Up to 4,000 people will soon be able to take advantage of training courses to become HGV drivers, as part of a package of measures announced by the government to ease temporary supply chain pressures in food haulage industries.
The Department for Education is investing up to £10 million to create new skills bootcamps to train up to 3,000 more people to become HGV drivers.
The free, short, intensive courses will train drivers to be road ready and gain a category C or category C&E licence, helping to tackle the current HGV driver shortage. An additional 1,000 people are expected to be trained through courses accessed locally and funded by the government’s adult education budget.
Fuel tanker drivers need additional safety qualifications, which the government will work with industry to ensure drivers can access as quickly as possible. To help make sure new drivers can be road ready as quickly as possible, the Department for Transport have also agreed to work with Driver and Vehicles Standards Agency to ensure that tests will be available for participants who have completed training courses as soon as possible.
The Ministry of Defence (MOD) is also announcing the immediate deployment of their Defence Driving Examiners to increase the country’s testing capacity.

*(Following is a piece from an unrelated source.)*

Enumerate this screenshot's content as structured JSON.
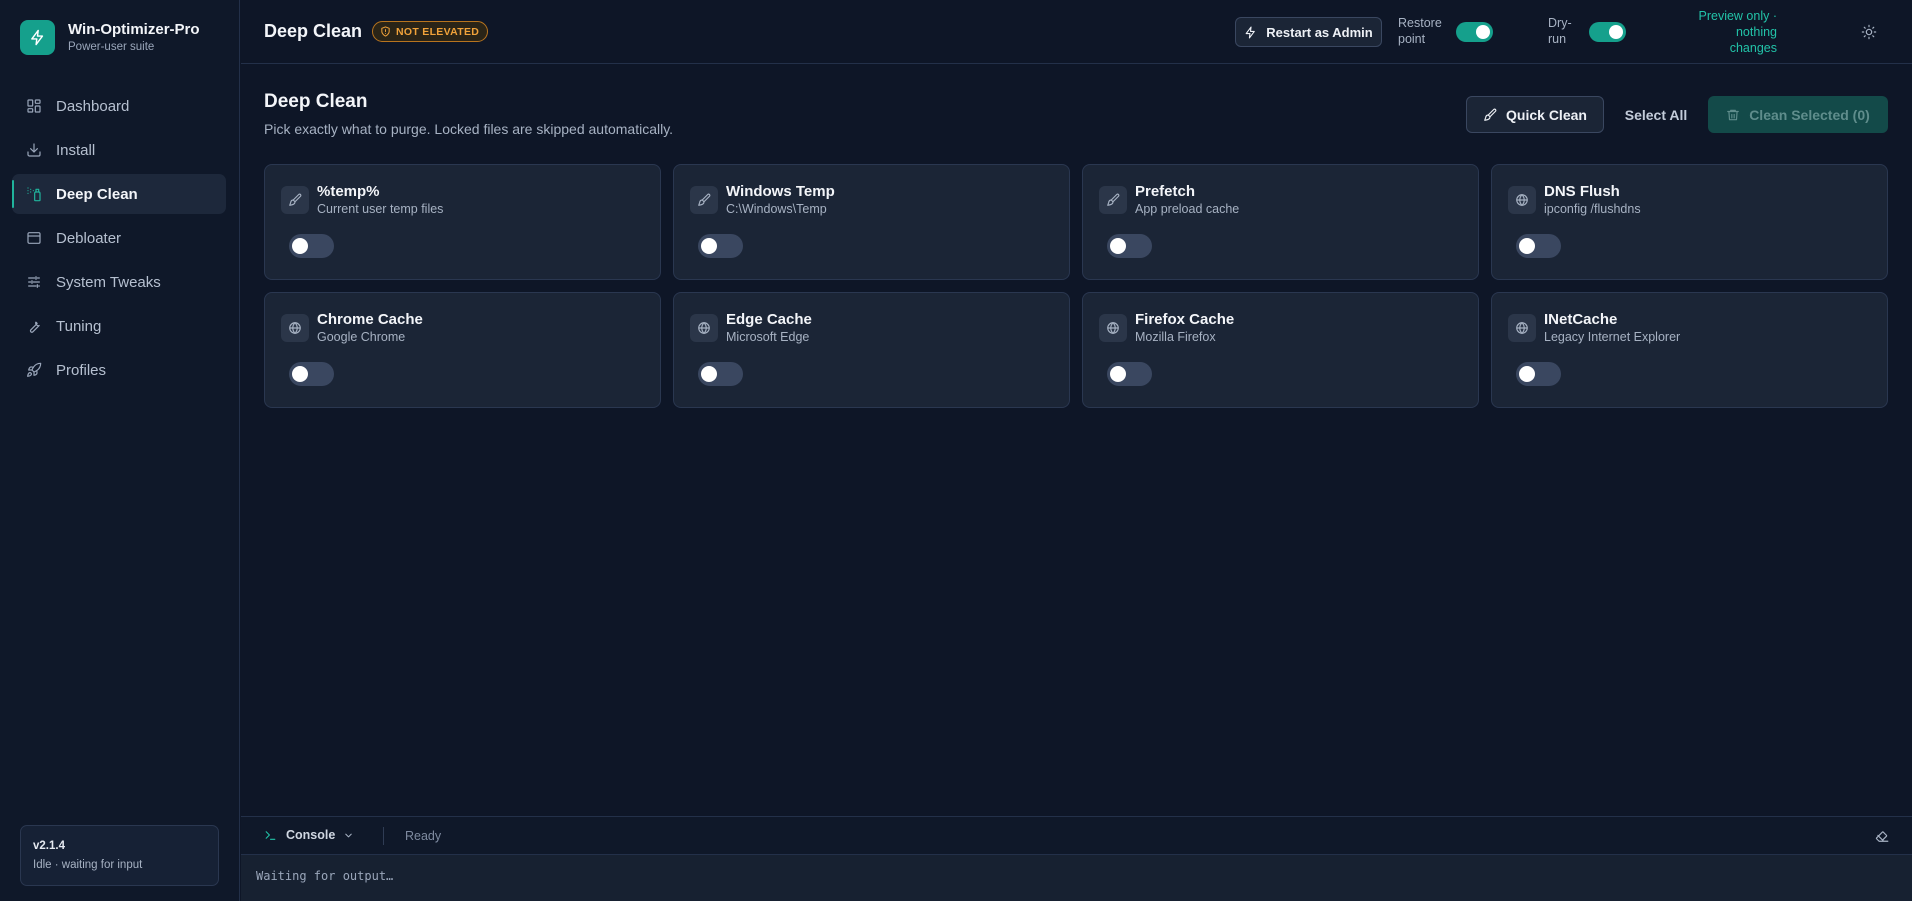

MOD examiners will work alongside DVSA examiners, providing thousands of extra tests over the next 12 weeks.
The package comes as the DfT, along with leading logistics organisations have worked with the DVLA to send nearly 1 million letters to thank HGV drivers for their vital role supporting our economy, and to encourage those who have left the industry to return.
The letter, which will arrive on doormats over the coming days, sets out that the steps the road haulage sector is taking to improve the industry, including increased wages, flexible working and fixed hours.
Alongside this, 5,000 HGV drivers will be able to come to the UK for 3 months in the run-up to Christmas, providing short-term relief for the haulage industry.
A further 5,500 visas for poultry workers will also be made available for the same short period, to avoid any potential further pressures on the food industry.